Since 2007, we have conducted our work in the MENA region in partnership with Grameen-Jameel Microfinance Ltd., a joint venture between Grameen Foundation and the ALJ Foundation, a subsidiary of the Abdul Latif Jameel Group. Headquartered in Dubai and modeled after the social business concept championed by Professor Muhammad Yunus, Grameen-Jameel reinvests profits into the business rather than distributing dividends, which keeps capital flowing into the hands of borrowers who need it.
Between 2003 and mid-2011, Grameen Foundation and Grameen-Jameel facilitated nearly $56 million in financing for its partners. Grameen-Jameel has helped 16 partner microfinance institutions (MFIs) in nine countries reach more than 560,000 new clients and aims to engage more than 1 million new, active clients by the end of 2011. To achieve this goal, Grameen-Jameel offers a suite of products and services that contribute to building the microfinance industry, meet MFI needs, and increase the industry’s ability to reach poor people, especially women. Grameen Foundation’s supports Grameen-Jameel’s regional activities in the capital markets, human capital management, and social performance management.
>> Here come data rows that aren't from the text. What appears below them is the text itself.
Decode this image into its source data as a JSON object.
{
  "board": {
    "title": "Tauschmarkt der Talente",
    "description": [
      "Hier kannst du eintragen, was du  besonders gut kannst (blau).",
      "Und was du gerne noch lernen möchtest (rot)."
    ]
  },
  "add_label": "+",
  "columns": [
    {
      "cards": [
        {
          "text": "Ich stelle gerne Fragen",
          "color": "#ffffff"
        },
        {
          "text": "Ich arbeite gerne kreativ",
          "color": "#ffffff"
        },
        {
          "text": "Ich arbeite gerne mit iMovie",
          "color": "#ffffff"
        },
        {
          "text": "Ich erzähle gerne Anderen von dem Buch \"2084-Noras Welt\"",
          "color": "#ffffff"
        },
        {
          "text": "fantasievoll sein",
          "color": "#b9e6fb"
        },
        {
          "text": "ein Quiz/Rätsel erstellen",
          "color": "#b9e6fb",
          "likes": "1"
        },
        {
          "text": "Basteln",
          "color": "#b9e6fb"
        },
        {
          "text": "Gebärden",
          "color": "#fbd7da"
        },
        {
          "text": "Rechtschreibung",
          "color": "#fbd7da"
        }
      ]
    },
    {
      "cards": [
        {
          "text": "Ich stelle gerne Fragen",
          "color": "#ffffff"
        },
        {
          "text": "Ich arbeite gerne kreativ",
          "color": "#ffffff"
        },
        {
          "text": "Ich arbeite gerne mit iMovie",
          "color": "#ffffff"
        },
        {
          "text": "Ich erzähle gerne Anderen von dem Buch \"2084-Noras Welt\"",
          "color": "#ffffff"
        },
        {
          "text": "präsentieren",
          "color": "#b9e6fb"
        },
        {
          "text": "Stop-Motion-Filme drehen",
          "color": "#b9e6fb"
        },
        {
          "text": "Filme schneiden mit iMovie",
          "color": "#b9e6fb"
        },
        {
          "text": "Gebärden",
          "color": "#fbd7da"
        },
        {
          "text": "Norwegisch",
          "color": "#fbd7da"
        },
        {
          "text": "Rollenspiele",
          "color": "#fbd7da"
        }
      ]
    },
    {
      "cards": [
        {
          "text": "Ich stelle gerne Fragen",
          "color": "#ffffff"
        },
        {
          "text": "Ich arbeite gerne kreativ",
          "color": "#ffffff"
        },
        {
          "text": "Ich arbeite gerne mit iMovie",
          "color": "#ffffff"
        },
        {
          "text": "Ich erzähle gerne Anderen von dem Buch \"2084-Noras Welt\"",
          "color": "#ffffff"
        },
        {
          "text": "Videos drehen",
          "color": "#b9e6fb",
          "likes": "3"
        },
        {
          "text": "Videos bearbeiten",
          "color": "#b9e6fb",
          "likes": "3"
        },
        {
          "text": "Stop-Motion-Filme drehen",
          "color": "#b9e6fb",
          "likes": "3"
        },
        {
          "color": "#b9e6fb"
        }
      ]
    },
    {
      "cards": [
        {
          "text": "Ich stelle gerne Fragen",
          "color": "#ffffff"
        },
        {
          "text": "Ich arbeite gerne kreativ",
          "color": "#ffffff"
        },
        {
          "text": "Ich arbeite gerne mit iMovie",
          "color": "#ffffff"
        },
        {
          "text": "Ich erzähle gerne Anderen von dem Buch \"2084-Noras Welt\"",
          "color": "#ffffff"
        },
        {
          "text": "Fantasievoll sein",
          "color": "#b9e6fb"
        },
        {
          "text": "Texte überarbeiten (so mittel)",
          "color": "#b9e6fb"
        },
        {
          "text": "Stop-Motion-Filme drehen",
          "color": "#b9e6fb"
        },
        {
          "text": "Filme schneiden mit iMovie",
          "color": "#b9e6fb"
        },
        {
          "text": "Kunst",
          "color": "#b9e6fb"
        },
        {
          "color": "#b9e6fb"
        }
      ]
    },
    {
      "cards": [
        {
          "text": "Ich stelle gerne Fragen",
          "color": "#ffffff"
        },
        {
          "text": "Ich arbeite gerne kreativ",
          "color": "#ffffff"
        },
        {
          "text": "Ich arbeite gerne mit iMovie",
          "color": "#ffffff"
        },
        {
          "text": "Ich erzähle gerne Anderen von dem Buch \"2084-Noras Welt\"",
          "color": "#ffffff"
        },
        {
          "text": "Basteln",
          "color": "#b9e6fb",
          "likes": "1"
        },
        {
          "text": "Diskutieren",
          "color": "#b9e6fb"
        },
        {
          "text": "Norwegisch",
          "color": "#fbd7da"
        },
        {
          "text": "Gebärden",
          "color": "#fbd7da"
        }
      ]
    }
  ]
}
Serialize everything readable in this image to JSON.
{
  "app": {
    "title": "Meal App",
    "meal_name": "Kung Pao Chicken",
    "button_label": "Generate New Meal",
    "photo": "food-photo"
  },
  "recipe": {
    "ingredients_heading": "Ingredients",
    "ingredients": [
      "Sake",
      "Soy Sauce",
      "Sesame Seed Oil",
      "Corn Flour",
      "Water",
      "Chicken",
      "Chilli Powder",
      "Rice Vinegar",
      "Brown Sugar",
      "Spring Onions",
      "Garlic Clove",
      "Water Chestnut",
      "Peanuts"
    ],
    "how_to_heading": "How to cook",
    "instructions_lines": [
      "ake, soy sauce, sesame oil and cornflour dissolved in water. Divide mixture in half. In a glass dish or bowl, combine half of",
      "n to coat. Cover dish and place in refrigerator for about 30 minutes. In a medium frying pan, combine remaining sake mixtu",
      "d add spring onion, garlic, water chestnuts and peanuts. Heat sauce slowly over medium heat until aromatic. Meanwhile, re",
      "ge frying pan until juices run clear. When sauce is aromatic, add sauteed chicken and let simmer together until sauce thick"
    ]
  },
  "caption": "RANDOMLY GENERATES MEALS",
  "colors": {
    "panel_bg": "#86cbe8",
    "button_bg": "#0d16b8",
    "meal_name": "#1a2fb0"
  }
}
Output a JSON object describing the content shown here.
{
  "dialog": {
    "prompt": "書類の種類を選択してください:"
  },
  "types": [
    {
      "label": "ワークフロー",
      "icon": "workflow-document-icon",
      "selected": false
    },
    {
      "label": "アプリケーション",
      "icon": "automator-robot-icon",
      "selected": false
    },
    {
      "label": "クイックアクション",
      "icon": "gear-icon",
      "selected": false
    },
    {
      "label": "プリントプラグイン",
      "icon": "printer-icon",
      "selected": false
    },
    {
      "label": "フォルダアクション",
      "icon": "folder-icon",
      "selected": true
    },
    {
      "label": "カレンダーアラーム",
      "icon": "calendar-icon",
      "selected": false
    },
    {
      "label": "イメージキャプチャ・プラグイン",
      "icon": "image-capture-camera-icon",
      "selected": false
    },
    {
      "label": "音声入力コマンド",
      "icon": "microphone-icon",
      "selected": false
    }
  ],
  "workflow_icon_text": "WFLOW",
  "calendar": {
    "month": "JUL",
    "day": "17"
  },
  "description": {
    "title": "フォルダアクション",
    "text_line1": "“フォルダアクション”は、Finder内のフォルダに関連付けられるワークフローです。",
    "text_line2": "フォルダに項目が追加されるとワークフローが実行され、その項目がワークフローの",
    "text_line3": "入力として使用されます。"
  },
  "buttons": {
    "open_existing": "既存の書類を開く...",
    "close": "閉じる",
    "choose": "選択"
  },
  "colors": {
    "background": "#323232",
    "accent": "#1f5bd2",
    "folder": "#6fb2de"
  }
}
Not only is Grameen-Jameel committed to providing MFIs in the region with the financial support they need to make a difference in the lives of poor families, but it is also committed to fostering learning among peers in the microfinance industry. This collaborative learning allows industry leaders to share best practices on how to make the most impact in the communities they serve. In 2008, Grameen-Jameel led the first Arab Microfinance Symposium, which brought together investors and MFI executives in an effort to raise the profile of microfinance as an attractive local investment. Grameen-Jameel has led training programs for practitioners, to show them how to use industry tools, and organized business-planning workshops for regional partners. It has enabled scores of practitioners to receive training on best practices and study the Grameen Bank model in Bangladesh. Grameen-Jameel also partnered with Sanabel (a local microfinance network) and CGAP (a consortium housed at the World Bank) to launch the Arabic Microfinance Gateway, to facilitate the spread of information on best practices among practitioners.
Grameen-Jameel has partners in Egypt, Jordan, Lebanon, Morocco, Palestine, Syria, Tunisia, Turkey and Yemen.
A Path out of Poverty
With her first loan of 250 EGP (US$46), Zeinab started her business making wooden pots, crafts, and kitchen supplies. Now, she runs her own workshop from her home with three of her children. Read More >